The Patron Saint of the Alternative Black Girl

Photo By: Jonathan De Villiers
Photo By: Jonathan De Villiers

Don’t you just love her?

I’m old enough now to know that some of her antics may have been due to the opiate-fueled 80’s, but still.

Photo by: Jean Paul Goude (Also an awesome album)
Photo by: Jean Paul Goude
(Also an awesome album)

You hardly ever see the quirky black girl in major media outlets. You hardly see very complex renderings of women in general in those parts. Things are getting better and worse simultaneously when it comes to showing a woman’s story. Le sigh.

I love Grace Jones because she is wonderfully strange, gorgeous, and ever so talented.  I’ve read that Jean Paul Goude who photographed many of her most iconic shots (and with whom Jones has a son)  had a lot to do with her outre looks.

However, not just anyone can pull off wacky and sexy like Ms. Jones does.

Photo BY: Jean Paul Goude
Photo BY: Jean Paul Goude

Jones was born and spent her most formative years in Jamaica. Her family was very religious. She’s been her own woman for a long time.  She’s definitely more than just an image.

Sometimes when I get a little depressed over the media proliferation of the mammy or the Jezebel stereotype and want to cry over  80% of VH1 programming , I google Grace Jones images.

I toy with buying a t-shirt or a too-expensive-for-my-budget painting of her. I watch her live performance on Pee Wee Herman’s Christmas special. She sings “Little Drummer Boy.” (If you haven’t seen it, go do it now. I’ll wait…)

I listen to “My Jamaican Guy” or my personal favorite: her disco enthused rendition of “La Vie En Rose.” (The fact that Adrien Brody strips to this in Summer of Sam made me love him even more back then, but that’s another blog post.)

Photo By: Jean Paul Goude  One day I will be brave enough to imitate this picture.
Photo By: Jean Paul Goude
One day I will be brave enough to imitate this picture.

They say that you cannot become what you do not see, but I disagree with that. How did a Grace Jones emerge then? While I’m sure her style was influenced by countless fashion rebels that came before her, she really did defy expectations of the Proper Black Woman.

And I love her for that. As much as a grown woman can love someone she has never ever met.

If quirky black girls had their own patron saint of weirdness, it would be Grace Jones.

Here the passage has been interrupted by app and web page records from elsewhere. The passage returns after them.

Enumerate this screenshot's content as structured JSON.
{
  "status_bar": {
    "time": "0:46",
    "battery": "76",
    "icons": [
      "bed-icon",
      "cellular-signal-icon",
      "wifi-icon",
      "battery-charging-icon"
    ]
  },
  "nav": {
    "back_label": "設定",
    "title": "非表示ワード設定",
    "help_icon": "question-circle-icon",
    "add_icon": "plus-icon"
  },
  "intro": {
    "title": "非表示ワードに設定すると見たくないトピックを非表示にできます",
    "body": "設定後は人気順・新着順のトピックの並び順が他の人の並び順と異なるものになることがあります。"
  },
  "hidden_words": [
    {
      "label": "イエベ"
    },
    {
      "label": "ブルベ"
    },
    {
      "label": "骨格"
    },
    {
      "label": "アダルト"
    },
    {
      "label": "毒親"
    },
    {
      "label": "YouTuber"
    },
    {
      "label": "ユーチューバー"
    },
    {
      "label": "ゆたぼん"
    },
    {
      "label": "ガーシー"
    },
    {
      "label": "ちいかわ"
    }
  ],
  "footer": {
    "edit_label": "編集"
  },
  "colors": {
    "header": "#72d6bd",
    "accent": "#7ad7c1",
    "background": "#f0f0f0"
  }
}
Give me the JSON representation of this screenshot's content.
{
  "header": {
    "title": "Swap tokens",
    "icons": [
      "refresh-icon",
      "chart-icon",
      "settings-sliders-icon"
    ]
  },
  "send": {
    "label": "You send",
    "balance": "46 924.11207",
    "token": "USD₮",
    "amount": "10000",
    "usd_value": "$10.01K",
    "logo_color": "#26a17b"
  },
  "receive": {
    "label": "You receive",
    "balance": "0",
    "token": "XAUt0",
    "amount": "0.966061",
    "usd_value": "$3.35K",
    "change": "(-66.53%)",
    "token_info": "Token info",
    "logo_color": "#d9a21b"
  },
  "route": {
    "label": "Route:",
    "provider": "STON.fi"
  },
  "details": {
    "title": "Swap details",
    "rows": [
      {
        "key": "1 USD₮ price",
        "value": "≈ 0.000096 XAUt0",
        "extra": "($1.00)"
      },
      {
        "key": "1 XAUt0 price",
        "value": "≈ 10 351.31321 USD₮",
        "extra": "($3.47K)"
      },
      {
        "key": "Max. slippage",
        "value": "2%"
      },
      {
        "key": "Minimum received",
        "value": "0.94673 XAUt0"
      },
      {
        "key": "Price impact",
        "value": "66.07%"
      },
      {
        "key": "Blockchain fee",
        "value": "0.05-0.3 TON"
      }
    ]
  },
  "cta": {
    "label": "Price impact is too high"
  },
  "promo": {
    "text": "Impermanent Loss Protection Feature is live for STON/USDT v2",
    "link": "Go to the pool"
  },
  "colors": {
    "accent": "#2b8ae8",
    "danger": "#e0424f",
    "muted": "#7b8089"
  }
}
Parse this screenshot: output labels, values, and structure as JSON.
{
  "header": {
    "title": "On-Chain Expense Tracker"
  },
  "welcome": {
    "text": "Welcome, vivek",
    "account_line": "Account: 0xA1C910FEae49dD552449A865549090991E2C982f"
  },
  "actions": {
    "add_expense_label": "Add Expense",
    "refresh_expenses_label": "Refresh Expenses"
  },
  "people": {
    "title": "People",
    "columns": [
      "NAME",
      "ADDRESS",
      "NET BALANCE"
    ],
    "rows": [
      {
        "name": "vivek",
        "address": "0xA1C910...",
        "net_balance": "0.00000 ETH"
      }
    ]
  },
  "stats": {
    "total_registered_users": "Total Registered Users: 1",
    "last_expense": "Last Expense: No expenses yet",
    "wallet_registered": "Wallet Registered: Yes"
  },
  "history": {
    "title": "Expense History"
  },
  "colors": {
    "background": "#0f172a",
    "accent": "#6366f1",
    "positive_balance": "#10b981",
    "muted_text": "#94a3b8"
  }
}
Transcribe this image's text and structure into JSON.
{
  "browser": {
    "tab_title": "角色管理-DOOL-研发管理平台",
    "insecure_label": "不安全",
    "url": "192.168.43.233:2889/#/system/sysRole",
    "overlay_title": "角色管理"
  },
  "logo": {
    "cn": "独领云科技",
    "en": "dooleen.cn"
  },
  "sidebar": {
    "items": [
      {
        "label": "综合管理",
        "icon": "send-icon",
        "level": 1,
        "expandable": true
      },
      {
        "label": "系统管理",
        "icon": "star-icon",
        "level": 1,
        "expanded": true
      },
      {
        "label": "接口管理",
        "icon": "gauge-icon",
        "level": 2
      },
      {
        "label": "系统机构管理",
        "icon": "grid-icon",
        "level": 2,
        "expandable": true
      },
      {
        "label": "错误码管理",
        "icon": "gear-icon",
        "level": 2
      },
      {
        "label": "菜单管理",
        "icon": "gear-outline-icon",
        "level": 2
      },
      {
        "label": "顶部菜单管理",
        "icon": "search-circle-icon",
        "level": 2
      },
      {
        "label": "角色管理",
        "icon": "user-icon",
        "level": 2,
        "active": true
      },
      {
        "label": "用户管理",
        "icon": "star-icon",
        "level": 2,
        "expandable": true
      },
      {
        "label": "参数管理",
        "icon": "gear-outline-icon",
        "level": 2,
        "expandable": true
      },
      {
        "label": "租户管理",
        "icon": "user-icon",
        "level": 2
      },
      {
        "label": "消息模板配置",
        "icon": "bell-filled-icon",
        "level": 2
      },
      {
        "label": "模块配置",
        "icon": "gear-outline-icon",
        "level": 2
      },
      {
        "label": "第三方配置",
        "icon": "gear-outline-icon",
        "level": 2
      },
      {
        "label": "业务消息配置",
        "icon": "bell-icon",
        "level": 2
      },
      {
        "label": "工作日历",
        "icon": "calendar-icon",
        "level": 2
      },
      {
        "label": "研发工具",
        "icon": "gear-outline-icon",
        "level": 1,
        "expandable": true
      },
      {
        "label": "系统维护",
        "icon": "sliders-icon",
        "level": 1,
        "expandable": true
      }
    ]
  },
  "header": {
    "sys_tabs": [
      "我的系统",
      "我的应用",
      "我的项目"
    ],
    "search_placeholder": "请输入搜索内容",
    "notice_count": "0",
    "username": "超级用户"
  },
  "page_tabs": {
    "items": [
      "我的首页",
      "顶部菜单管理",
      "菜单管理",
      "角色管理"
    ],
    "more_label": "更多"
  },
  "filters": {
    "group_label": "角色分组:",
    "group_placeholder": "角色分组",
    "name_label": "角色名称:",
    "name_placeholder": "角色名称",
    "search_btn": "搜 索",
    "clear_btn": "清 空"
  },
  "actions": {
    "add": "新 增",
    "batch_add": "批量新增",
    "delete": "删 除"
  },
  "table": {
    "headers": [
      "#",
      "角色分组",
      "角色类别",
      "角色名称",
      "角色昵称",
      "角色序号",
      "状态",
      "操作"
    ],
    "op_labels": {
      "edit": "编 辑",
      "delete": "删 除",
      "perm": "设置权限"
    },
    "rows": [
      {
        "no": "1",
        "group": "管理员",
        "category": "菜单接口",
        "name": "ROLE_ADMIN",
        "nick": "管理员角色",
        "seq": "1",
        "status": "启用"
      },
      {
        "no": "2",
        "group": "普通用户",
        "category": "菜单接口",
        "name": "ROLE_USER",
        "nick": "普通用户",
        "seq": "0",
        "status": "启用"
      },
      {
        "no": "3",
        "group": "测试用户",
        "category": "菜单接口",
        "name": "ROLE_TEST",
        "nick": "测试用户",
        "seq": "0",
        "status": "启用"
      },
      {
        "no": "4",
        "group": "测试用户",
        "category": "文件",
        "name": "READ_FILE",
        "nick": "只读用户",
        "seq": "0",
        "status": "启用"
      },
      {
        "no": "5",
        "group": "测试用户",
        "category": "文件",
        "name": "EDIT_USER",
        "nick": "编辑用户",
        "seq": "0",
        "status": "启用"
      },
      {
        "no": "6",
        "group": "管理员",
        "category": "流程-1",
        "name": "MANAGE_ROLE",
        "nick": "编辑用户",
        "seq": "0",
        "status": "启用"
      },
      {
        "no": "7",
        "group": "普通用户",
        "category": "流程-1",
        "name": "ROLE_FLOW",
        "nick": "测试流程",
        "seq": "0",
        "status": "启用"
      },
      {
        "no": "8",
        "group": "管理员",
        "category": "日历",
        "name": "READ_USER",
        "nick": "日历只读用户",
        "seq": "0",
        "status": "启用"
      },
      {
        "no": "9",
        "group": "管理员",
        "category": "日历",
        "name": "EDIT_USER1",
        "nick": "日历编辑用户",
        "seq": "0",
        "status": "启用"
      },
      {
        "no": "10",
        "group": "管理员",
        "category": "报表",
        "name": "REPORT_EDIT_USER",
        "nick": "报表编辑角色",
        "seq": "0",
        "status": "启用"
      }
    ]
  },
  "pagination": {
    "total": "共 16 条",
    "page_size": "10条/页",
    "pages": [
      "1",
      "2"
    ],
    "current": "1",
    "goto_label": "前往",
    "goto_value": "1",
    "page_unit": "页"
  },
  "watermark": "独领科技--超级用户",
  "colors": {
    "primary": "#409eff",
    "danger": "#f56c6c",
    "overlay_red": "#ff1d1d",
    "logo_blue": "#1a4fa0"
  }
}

We’d utter Hail Graces in dub rhythms, wear platform boots and neon shorts to Mass, and our penance would be  khaki pants.

Essence, June 1985
Essence, June 1985

All Hail Grace.

Thank you for being You.

Love,

Hannah